Or is there an easy elegant way to do threaded game logic while still maintaining a constant time simulation (I'm thinking also for some games you need to take snapshots of the games state to restore it later "Save game" so it'd be extremely difficult if the game state was not being modified atomically in one action every 1/60th of a second game time.) Also threads in java don't guarantee that each thread has equal amount of time to do its work, so there'd have to be synchronized barriers that each thread would be waiting on so that all the game entities are in a consistent state, and the next batch of update threads can then continue.

I guess my real concern is that the head-ache that multithreaded game design can be  could lead to a messy impossible to debug system that the programmer has to constantly be worried about thread safety and not developing intuitive game code.
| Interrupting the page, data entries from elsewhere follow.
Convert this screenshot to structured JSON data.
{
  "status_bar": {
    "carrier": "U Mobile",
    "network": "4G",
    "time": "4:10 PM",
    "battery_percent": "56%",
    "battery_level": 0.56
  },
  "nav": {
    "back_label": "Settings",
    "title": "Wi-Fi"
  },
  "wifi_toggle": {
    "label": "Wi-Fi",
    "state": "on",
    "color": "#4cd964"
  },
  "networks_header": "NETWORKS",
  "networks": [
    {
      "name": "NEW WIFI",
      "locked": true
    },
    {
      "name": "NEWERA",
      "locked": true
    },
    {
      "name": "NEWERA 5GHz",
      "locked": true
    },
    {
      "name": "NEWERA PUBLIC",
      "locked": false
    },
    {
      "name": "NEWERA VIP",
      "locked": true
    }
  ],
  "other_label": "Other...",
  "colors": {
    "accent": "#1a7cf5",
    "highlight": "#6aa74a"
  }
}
Here’s an interesting slide from Tim Sweeney’s powerpoint (The Next Mainstream Programming Language:A Game Developer

I’m thinking I should just turn this thread into a wiki section about multithreading, listing resources(articles/tutorials), maybe I’ll do that once I get a good foundation in how to implement a complete multithreaded game architecture in jME.

Another very good article (might not be that applicable to Java, but still a good read):

Coding For Multiple Cores on Xbox 360 and Microsoft Windows

Games for Windows need to run on machines with different numbers of CPU cores. Most game machines still have only one core, although the number of two-core machines is growing rapidly. A typical game for Windows might break its workload into one thread for update and rendering, with optional worker threads for adding extra functionality. In addition, some background threads for doing file I/O and networking would probably be used. Figure 1 shows the threads, together with the main data transfer points.

Figure 1.

So what was the question again?  :stuck_out_tongue:

I'm pretty simple-minded at heart so I try to keep things as simplistic as possible.  I attempt to go for the most elegant solution that makes the most sense.  More times than not that tends to be the right way to go.  There's a lot of aspects of threading that can add as well as remove complication, such as synchronization of threads, waiting on other threads, etc. but most of my concepts of how to do things come from my own head of what seems to make sense.

Whether they are right or wrong only time will tell, but they seem to be working so far. :wink:

I think you're over-analyzing and should start putting some code together the way you think it should go and typically things will start to fall into place.  Take that approach and at least you're always learning from your mistakes.  Not to say that reading tutorials and powerpoints, and everything else isn't beneficial, but I can see you've been doing that and it seems to be time to start implementing things the way you think makes sense and then go back and analyze what worked and what didn't.

Haha sorry about the rambling.

You're right again darkfrog, I just need to start coding and see where it goes. I guess sometimes I get overwhelmed with the design of games (I figure beyond the specifics of your gameplay, alot of game design topics have already been tackled and I just want to leverage that knowledge).

My real goal with this was to be able to use the java scripting framework and develop a microthread approach to Actors/Entities in the game.

For starters though I'm going to create simple ScriptController's that will allow JME game objects to be controlled by script objects extending the Controller class.

I'll tackle the bigger threading problems when they come up, right now I need to just submerge myself in development so that I can see what the true issues are and stop focusing on all this theory.

By the way: I was able to load a scene in a separate thread but I failed to do that with a SwitchNode for distance dependant scenes. It looks like it does something that needs to run in the OpenGL thread but I could not find anything.

There is no error whatsoever - it just isn't rendered.